Xenophobia, which overlaps with racism, exists in both individuals and structures, and we need to create policies that welcome a diverse population. White folks need to address our internalized racism, as well, and reading books such as The New Jim Crow and Me and White Supremacy is a good start. When a person calls something "xenophobic" that is not, it undermines the meaning of the word, and thus, our ability to recognize and address it.
Painting Isn't the Problem
Regarding your recent article "Framing the Questions" [March 3] and the removal of the Thomas Hovenden painting from display at the Fleming Museum of Art, maybe a different solution to the controversy could be possible.
I don't see the painting itself to be "overtly racist," but I do believe the title, "Dat Possum Smell Pow'ful Good," is overtly racist.

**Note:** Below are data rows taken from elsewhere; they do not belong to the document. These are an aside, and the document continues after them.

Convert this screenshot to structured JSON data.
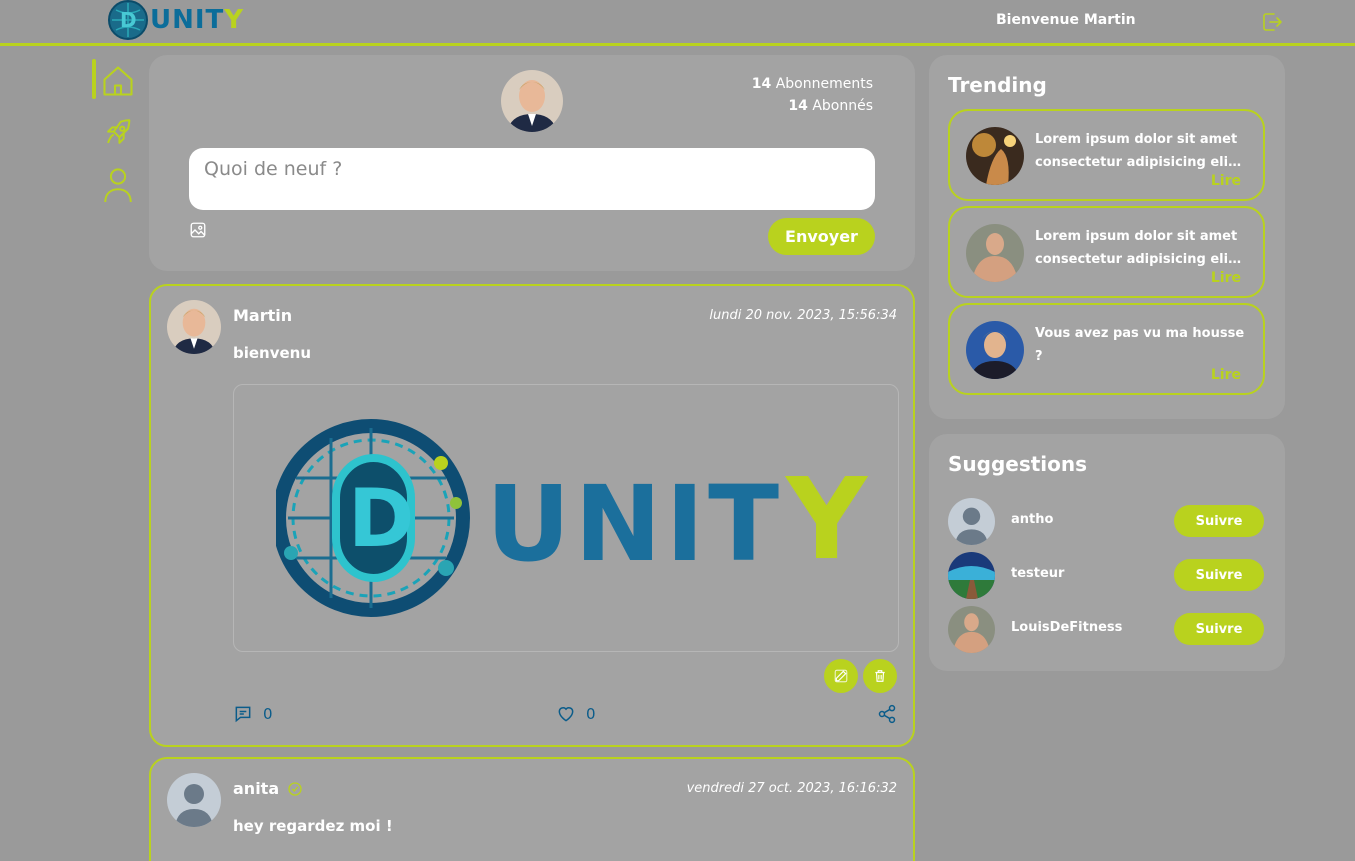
{
  "header": {
    "brand_unit": "UNIT",
    "brand_y": "Y",
    "welcome": "Bienvenue Martin"
  },
  "nav": {
    "items": [
      "home-icon",
      "rocket-icon",
      "user-icon"
    ],
    "active": 0
  },
  "composer": {
    "following_count": "14",
    "following_label": "Abonnements",
    "followers_count": "14",
    "followers_label": "Abonnés",
    "placeholder": "Quoi de neuf ?",
    "send_label": "Envoyer"
  },
  "posts": [
    {
      "author": "Martin",
      "date": "lundi 20 nov. 2023, 15:56:34",
      "text": "bienvenu",
      "image_brand": "UNIT",
      "image_brand_y": "Y",
      "comments": "0",
      "likes": "0"
    },
    {
      "author": "anita",
      "date": "vendredi 27 oct. 2023, 16:16:32",
      "text": "hey regardez moi !"
    }
  ],
  "trending": {
    "title": "Trending",
    "items": [
      {
        "text": "Lorem ipsum dolor sit amet consectetur adipisicing elit. Quisquam, voluptatum.",
        "link": "Lire"
      },
      {
        "text": "Lorem ipsum dolor sit amet consectetur adipisicing elit. Et, quisquam voluptatum.",
        "link": "Lire"
      },
      {
        "text": "Vous avez pas vu ma housse ?",
        "link": "Lire"
      }
    ]
  },
  "suggestions": {
    "title": "Suggestions",
    "follow_label": "Suivre",
    "users": [
      {
        "name": "antho"
      },
      {
        "name": "testeur"
      },
      {
        "name": "LouisDeFitness"
      }
    ]
  },
  "colors": {
    "accent": "#b9d21e",
    "background": "#9a9a9a",
    "card": "#a3a3a3",
    "icon_blue": "#0b5c8a"
  }
}
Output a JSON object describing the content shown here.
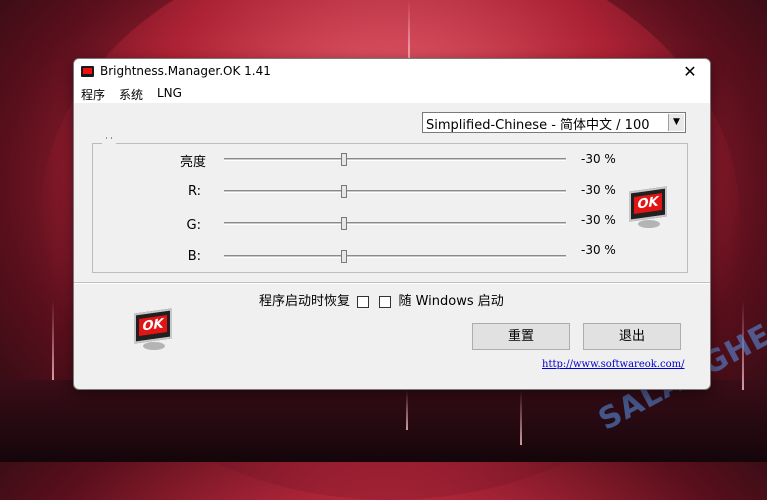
{
  "window": {
    "title": "Brightness.Manager.OK 1.41",
    "close_glyph": "✕",
    "app_icon": "monitor-icon"
  },
  "menu": [
    "程序",
    "系统",
    "LNG"
  ],
  "language": {
    "selected": "Simplified-Chinese - 简体中文 / 100",
    "arrow": "▼"
  },
  "group_mark": "˙˙",
  "sliders": [
    {
      "label": "亮度",
      "value": -30,
      "value_text": "-30 %"
    },
    {
      "label": "R:",
      "value": -30,
      "value_text": "-30 %"
    },
    {
      "label": "G:",
      "value": -30,
      "value_text": "-30 %"
    },
    {
      "label": "B:",
      "value": -30,
      "value_text": "-30 %"
    }
  ],
  "slider_range": [
    -100,
    100
  ],
  "logo_text": "OK",
  "options": {
    "restore_label": "程序启动时恢复",
    "restore_checked": false,
    "autostart_label": "随 Windows 启动",
    "autostart_checked": false
  },
  "buttons": {
    "reset": "重置",
    "exit": "退出"
  },
  "link": "http://www.softwareok.com/",
  "watermark": "SALANGHE",
  "colors": {
    "accent_red": "#e31414",
    "link_blue": "#0000cc"
  }
}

I think Hovenden's painting was painted because Hovenden respected the scene he created as a vignette from one Black man's life. Do you really believe that Hovenden painted this fine picture because he was racist? I believe he painted it out of respect for Black lives.
In 2021, the unfortunate title, using dialect, a form of racial stereotype, whether titled by Hovenden or an agent of his, is certainly racist.
Could there be a gentler solution to this dilemma other than removal of this excellent work? How about hanging the painting without a title, with a paragraph explaining the original title as racist from the present-day viewpoint.
I don't believe in changing history, which is very dangerous, or censorship, but I do believe that Black lives matter.
In these "woke" authoritarian times, I feel compelled to comment on and support Peggy Luhrs' letter defending free speech [Feedback: "The L-Word: Left Out," March 3].
A while ago, I participated in a discussion group that had been meeting at the Pride Center of Vermont for four years. After learning that we were going to discuss eugenics, we were told we could not discuss it. Some of us pushed back, and they kicked us out.
Luhrs was attending a celebration of a longtime Burlington peace activist and friend of hers, sponsored by the Peace & Justice Center. The director of the center admittedly does not like Luhrs' speech. She had her removed by the police. The P&JC initiated a petition to defund the police! In the view of Black Lives Matter supporters, that would be called "the epitome of white privilege."
The woke crowd accuses Luhrs of hate. If you want to see hate, watch the WCAX-TV news clip of the "woke" haters in action at the Fletcher Free Library on January 28, 2020, as they prevented Luhrs and others from meeting to discuss trans issues. It was a jaw-dropper when, instead of defending free speech, Mayor Miro Weinberger said, "Everyone is welcome here." Translation: "My political career takes precedence over the Constitution."
In last week's paper, Burlington City Councilor Joan Shannon was reported to have said that the divisiveness in Burlington is destructive — a very long-overdue statement [Off Message: "Burlington Police Get Involved After Prank Callers Target Councilor," February 26]. Unfortunately, it's only worth mentioning when referring to the behavior of the Progs.
When I listened to Dave Gram's program on WDEV Radio, I really appreciated his choices of guests, conversational style, easygoingness, openness, questions and remarks. I was really sad that they did not appreciate what a treasure the hours from 9 to 11 were, because it was always so interesting to hear what folks — real folks — on the phones had to say, and there was a slightly unexpected quality to the talk at times that I liked so much.
I also noticed that Amy Goodman's "Democracy Now!" has disappeared, and that is discouraging, too.
I am delighted to read Gram's articles in Seven Days. Good luck, and good work!